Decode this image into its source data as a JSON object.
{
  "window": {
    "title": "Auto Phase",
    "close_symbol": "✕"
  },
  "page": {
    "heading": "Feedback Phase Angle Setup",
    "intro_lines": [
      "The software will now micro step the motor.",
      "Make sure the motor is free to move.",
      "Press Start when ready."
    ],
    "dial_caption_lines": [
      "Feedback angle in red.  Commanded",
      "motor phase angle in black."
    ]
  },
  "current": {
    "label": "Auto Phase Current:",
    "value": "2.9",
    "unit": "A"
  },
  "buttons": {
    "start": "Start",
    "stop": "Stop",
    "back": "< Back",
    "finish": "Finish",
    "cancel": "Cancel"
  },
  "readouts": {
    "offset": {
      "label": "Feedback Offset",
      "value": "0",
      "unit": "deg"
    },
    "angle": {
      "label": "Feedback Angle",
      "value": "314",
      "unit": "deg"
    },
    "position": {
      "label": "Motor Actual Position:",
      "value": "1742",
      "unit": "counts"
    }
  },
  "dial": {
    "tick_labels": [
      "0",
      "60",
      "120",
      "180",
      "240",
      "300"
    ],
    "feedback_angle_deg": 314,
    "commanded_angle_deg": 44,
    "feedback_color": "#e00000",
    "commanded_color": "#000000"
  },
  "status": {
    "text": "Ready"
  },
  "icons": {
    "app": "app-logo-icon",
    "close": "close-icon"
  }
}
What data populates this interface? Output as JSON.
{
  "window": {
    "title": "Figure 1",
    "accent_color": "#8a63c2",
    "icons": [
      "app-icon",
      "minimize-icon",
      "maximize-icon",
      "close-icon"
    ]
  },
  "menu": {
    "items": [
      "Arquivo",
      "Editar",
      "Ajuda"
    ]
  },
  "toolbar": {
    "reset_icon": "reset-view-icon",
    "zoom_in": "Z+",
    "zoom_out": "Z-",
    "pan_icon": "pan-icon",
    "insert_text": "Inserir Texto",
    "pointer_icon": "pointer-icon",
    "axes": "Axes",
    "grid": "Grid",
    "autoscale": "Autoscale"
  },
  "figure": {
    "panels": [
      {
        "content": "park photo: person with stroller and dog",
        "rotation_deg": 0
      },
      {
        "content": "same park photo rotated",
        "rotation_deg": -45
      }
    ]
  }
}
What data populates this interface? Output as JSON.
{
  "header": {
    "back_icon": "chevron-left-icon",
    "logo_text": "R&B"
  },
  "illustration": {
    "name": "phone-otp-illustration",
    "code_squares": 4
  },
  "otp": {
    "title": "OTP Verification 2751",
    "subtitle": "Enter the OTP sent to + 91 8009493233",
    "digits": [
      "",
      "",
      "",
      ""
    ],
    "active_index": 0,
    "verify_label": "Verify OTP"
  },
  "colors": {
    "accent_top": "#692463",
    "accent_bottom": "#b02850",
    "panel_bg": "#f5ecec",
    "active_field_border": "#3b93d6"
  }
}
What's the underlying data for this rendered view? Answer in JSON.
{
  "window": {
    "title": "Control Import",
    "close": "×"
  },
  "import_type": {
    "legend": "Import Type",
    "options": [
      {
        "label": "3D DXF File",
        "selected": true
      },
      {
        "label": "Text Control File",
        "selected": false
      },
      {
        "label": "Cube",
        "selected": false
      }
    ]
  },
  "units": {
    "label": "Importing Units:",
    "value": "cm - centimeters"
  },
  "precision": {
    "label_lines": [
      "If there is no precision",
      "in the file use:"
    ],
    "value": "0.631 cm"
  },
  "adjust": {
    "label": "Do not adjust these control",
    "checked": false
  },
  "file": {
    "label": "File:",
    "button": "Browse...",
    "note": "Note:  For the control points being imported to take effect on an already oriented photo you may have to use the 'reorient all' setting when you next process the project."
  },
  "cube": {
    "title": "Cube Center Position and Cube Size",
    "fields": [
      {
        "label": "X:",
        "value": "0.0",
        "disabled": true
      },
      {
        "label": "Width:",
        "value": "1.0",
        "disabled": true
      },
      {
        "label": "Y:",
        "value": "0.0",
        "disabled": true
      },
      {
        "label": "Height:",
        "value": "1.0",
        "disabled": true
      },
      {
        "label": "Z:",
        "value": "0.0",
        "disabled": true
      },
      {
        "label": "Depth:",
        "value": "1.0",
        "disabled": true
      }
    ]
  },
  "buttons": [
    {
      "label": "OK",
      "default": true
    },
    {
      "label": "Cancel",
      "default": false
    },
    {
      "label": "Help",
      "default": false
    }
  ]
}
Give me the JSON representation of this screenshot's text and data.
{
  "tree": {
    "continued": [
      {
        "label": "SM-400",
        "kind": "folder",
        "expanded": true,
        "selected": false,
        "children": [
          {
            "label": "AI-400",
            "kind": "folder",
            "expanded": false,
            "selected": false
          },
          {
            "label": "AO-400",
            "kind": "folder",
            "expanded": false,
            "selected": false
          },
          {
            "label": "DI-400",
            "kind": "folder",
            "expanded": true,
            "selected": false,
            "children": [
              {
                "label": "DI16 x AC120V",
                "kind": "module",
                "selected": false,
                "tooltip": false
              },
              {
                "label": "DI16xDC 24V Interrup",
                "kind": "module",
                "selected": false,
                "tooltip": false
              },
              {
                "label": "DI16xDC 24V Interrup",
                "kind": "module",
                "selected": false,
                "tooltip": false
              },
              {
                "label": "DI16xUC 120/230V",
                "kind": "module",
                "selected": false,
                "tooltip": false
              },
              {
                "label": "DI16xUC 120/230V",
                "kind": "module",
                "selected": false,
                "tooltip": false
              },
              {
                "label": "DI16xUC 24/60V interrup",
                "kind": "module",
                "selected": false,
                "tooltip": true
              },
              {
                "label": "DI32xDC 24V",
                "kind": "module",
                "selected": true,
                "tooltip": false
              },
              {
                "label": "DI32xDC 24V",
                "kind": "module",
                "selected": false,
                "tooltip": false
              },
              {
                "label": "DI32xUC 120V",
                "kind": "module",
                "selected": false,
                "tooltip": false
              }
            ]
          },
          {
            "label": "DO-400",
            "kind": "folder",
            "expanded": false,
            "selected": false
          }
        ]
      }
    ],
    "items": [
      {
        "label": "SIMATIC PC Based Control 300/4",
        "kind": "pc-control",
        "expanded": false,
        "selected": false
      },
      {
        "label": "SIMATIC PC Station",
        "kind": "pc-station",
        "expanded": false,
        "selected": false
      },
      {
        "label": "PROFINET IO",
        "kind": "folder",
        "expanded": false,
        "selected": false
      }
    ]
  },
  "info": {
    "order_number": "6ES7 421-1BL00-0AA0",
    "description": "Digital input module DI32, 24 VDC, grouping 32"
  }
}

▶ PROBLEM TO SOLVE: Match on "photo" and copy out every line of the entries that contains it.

▶ OUTPUT FOR THIS EXERCISE:
        "content": "park photo: person with stroller and dog",
        "content": "same park photo rotated",
    "note": "Note:  For the control points being imported to take effect on an already oriented photo you may have to use the 'reorient all' setting when you next process the project."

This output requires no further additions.